--- SUPPLIED MATERIAL Enclosed Below ---

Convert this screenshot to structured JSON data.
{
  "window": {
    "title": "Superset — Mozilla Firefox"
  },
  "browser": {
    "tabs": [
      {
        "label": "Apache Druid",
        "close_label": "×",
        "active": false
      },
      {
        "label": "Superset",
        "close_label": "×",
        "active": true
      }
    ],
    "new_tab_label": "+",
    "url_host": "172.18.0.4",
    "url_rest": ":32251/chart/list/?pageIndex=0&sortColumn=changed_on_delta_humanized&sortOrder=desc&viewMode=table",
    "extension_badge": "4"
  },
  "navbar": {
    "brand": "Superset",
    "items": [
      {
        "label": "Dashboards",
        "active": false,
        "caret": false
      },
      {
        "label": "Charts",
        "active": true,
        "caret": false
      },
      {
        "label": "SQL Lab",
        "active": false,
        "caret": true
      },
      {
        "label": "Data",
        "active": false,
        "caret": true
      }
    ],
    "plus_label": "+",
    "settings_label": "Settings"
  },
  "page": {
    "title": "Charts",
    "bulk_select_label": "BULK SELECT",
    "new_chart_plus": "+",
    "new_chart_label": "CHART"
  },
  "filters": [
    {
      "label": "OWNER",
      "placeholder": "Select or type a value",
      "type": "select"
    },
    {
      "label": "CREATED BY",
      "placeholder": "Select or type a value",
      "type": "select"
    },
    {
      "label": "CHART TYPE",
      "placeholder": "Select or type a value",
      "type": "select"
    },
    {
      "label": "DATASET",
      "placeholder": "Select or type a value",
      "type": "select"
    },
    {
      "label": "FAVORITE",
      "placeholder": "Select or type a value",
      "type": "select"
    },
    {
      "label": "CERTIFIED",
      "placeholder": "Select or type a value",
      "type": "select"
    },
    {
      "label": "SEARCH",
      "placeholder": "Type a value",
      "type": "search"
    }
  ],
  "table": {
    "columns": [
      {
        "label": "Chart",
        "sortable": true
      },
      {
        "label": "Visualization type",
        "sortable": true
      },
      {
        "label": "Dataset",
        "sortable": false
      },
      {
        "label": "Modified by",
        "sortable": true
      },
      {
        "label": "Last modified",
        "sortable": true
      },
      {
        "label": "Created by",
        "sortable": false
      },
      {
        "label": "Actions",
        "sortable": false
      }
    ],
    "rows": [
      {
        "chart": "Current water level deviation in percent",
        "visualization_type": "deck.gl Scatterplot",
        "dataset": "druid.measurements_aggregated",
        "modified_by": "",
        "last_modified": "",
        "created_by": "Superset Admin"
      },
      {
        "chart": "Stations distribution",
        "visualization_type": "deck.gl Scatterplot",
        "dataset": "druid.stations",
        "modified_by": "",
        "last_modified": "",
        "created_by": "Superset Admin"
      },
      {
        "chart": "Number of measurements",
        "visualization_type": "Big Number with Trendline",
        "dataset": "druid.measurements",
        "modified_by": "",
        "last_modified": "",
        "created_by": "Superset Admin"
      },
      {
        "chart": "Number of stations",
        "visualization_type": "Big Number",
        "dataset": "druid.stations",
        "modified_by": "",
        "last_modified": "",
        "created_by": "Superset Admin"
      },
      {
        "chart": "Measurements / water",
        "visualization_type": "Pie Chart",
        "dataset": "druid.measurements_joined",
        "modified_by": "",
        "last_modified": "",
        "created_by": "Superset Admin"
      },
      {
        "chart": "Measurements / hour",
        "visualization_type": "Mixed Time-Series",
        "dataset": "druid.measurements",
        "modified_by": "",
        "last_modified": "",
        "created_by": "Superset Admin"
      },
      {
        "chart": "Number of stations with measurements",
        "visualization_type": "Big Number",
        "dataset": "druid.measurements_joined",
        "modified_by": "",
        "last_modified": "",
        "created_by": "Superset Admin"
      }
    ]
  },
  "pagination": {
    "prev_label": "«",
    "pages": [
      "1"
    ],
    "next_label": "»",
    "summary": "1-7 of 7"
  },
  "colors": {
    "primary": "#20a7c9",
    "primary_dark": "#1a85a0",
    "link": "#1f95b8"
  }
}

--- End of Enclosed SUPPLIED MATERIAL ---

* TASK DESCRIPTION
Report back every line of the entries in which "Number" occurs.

* RESULT OF THIS EXERCISE
        "chart": "Number of measurements",
        "visualization_type": "Big Number with Trendline",
        "chart": "Number of stations",
        "visualization_type": "Big Number",
        "chart": "Number of stations with measurements",
        "visualization_type": "Big Number",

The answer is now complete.